Lo! it is the table of their triumphs; lo! it is the voice of their Will to Power.
Page 60
Yea, ye also, my friends, will be alarmed by my wild wisdom; and perhaps ye will flee therefrom, along with mine enemies.
Page 61
A north wind am I to ripe figs.
Page 77
What! Thou livest still, Zarathustra? Why? Wherefore? Whereby? Whither? Where? How? Is it not folly still to live?-- Ah, my friends; the evening is it which thus interrogateth in me.
Page 100
Not the height, it is the declivity that is terrible! The declivity, where the gaze shooteth DOWNWARDS, and the hand graspeth UPWARDS.
Page 130
Hateful to it altogether, and a loathing, is he who will never defend himself, he who swalloweth down poisonous spittle and bad looks, the all-too-patient one, the all-endurer, the all-satisfied one: for that is the mode of slaves.
Page 140
And ONLY for creating shall ye learn! And also the learning shall ye LEARN only from me, the learning well!--He who hath ears let him hear! 17.
Page 144
The stupidity of the good is unfathomably wise.
Page 153
of my whip shalt thou dance and cry! I forget not my whip?--Not I!"-- 2.
Page 159
The soothsayer, who had perceived what went on in Zarathustra's soul, wiped his face with his hand, as if he would wipe out the impression; the same did also Zarathustra.
Page 177
" Thus spake the ugliest man.
Page 203
and lo! the good, pious pope there hath tears in his eyes, and hath quite embarked again upon the sea of melancholy.
Page 206

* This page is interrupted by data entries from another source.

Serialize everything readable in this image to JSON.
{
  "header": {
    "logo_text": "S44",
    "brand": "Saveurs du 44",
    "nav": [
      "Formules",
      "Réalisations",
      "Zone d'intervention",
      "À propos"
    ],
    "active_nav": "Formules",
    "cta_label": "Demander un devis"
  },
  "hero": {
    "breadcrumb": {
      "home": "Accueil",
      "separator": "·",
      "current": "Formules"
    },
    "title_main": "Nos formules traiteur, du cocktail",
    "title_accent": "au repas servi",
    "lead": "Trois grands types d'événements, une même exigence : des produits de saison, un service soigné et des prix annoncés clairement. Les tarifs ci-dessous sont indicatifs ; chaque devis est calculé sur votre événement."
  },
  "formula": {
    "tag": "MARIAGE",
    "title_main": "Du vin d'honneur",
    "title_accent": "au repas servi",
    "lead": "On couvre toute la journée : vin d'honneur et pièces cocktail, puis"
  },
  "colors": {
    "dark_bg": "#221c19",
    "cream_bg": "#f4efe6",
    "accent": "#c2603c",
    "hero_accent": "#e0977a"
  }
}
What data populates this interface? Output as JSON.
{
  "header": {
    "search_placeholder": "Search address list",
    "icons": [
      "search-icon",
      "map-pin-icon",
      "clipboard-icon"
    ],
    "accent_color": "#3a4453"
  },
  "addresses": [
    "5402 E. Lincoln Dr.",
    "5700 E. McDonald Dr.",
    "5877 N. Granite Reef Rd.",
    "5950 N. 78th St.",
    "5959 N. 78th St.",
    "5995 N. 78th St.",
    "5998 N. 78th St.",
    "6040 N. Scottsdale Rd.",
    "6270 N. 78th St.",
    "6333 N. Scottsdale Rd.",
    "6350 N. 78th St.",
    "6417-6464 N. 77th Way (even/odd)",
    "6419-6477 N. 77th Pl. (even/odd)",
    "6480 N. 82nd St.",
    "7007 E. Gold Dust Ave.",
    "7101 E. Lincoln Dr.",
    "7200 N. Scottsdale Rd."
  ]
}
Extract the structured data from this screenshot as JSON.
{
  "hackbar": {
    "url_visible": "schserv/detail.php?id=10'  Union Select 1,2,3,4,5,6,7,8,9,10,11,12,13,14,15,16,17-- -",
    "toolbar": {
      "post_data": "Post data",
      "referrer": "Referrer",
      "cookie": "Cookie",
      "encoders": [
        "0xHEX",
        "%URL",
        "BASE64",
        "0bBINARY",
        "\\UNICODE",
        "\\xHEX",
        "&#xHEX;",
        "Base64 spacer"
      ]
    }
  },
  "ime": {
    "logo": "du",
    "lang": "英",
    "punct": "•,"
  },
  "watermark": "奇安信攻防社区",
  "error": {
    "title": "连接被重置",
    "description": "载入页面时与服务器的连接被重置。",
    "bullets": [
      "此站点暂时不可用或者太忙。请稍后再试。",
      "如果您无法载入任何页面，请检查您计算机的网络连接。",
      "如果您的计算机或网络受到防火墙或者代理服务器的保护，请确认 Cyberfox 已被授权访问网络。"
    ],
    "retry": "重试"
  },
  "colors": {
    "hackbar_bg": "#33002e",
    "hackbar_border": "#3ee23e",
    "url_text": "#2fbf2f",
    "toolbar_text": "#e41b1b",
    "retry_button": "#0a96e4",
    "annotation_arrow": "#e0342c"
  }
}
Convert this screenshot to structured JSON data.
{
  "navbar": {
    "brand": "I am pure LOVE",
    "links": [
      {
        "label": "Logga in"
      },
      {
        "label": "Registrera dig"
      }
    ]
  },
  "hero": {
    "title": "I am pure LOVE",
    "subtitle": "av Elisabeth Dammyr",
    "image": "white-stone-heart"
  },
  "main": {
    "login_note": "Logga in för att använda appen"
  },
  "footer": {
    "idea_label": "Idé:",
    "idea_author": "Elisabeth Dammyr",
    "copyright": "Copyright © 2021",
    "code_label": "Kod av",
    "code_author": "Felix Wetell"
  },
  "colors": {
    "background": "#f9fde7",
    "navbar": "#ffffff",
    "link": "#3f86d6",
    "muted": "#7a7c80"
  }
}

Oh, weep ye not, Gentle spirits! Weep ye not, ye Date-fruit spirits! Milk-bosoms! Ye sweetwood-heart Purselets! Weep ye no more, Pallid Dudu! Be a man, Suleika! Bold! Bold! --Or else should there perhaps Something strengthening, heart-strengthening, Here most proper be? Some inspiring text? Some solemn exhortation?-- Ha! Up now! honour! Moral honour! European honour! Blow again, continue, Bellows-box of virtue! Ha! Once more thy roaring, Thy moral roaring! As a virtuous lion Nigh the daughters of deserts roaring! --For virtue's out-howl, Ye very dearest maidens, Is more than every European fervour, European hot-hunger! And now do I stand here, As European, I can't be different,.
Page 211
" (And Zarathustra pointed aloft with his hands.
Page 220
Those who can read German will find an excellent guide, in this respect, in Frau Foerster-Nietzsche's exhaustive and highly interesting biography of her brother: "Das Leben Friedrich Nietzsche's" (published by Naumann); while the works of Deussen, Raoul Richter, and Baroness Isabelle von Unger-Sternberg, will be found to throw useful and necessary light upon many questions which it would be difficult for a sister to touch upon.
Page 224
Chapter IX.
Page 225
And what is the fundamental doctrine which has given rise to so much bitterness and aversion?--Merely this: that the sexes are at bottom ANTAGONISTIC--that is to say, as different as blue is from yellow, and that the best possible means of rearing anything approaching a desirable race is to preserve and to foster this profound hostility.
Page 234
But my feeling changes suddenly, and breaks out as soon as I enter the modern period, OUR period.